⟨

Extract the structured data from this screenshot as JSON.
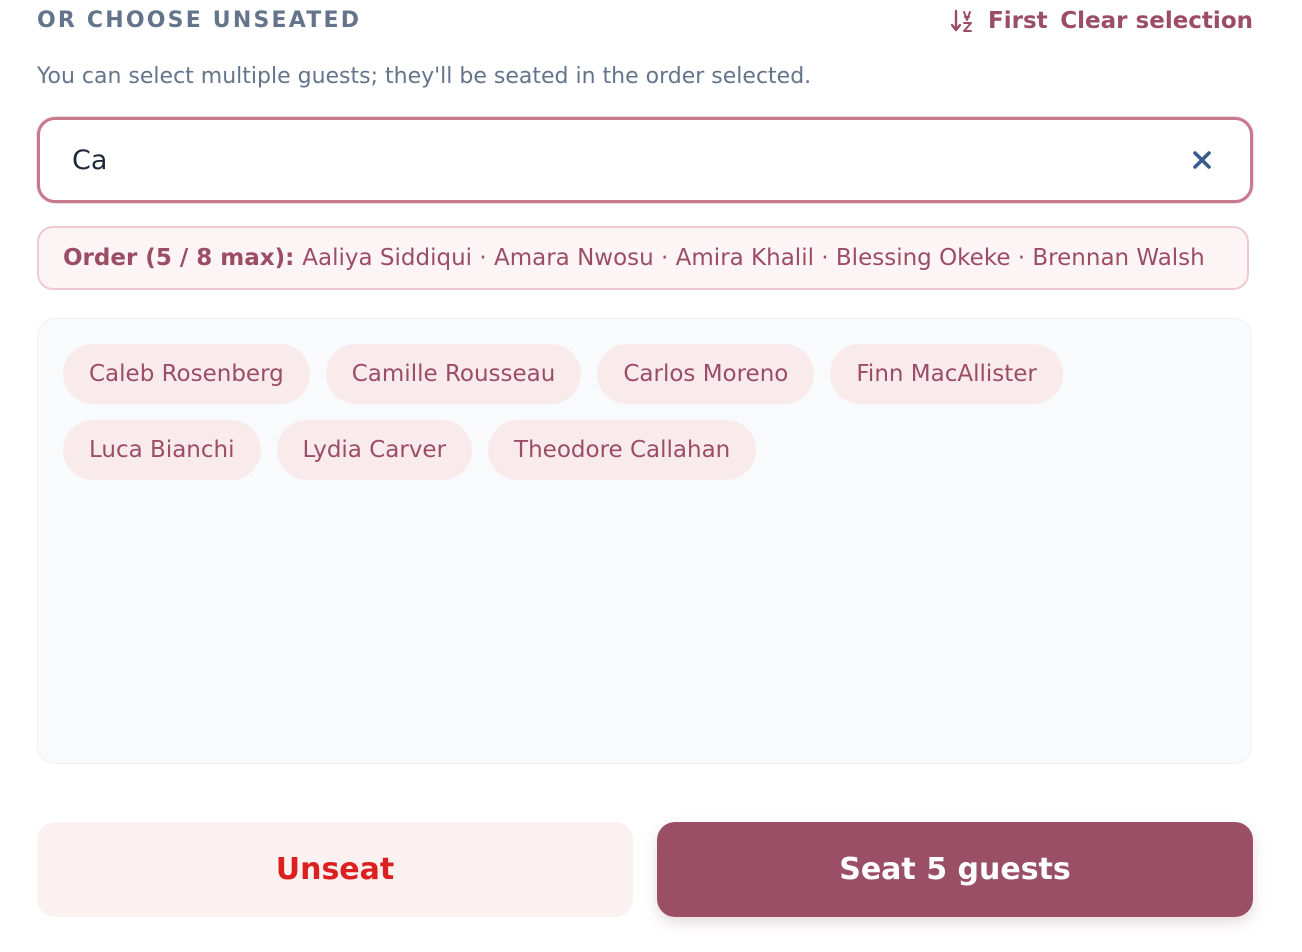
{
  "header": {
    "section_title": "OR CHOOSE UNSEATED",
    "sort_label": "First",
    "sort_icon": "sort-ascending-az-icon",
    "clear_label": "Clear selection"
  },
  "hint": "You can select multiple guests; they'll be seated in the order selected.",
  "search": {
    "value": "Ca",
    "clear_icon": "close-icon"
  },
  "order": {
    "label": "Order (5 / 8 max):",
    "names": "Aaliya Siddiqui · Amara Nwosu · Amira Khalil · Blessing Okeke · Brennan Walsh"
  },
  "guests": [
    "Caleb Rosenberg",
    "Camille Rousseau",
    "Carlos Moreno",
    "Finn MacAllister",
    "Luca Bianchi",
    "Lydia Carver",
    "Theodore Callahan"
  ],
  "actions": {
    "unseat_label": "Unseat",
    "seat_label": "Seat 5 guests"
  },
  "colors": {
    "accent": "#9b4d66",
    "danger": "#dc1f1f",
    "muted": "#64748b"
  }
}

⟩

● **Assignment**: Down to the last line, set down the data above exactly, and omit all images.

● **Output for this exercise**:
Extract the structured data from this screenshot as JSON.
{
  "header": {
    "section_title": "OR CHOOSE UNSEATED",
    "sort_label": "First",
    "sort_icon": "sort-ascending-az-icon",
    "clear_label": "Clear selection"
  },
  "hint": "You can select multiple guests; they'll be seated in the order selected.",
  "search": {
    "value": "Ca",
    "clear_icon": "close-icon"
  },
  "order": {
    "label": "Order (5 / 8 max):",
    "names": "Aaliya Siddiqui · Amara Nwosu · Amira Khalil · Blessing Okeke · Brennan Walsh"
  },
  "guests": [
    "Caleb Rosenberg",
    "Camille Rousseau",
    "Carlos Moreno",
    "Finn MacAllister",
    "Luca Bianchi",
    "Lydia Carver",
    "Theodore Callahan"
  ],
  "actions": {
    "unseat_label": "Unseat",
    "seat_label": "Seat 5 guests"
  },
  "colors": {
    "accent": "#9b4d66",
    "danger": "#dc1f1f",
    "muted": "#64748b"
  }
}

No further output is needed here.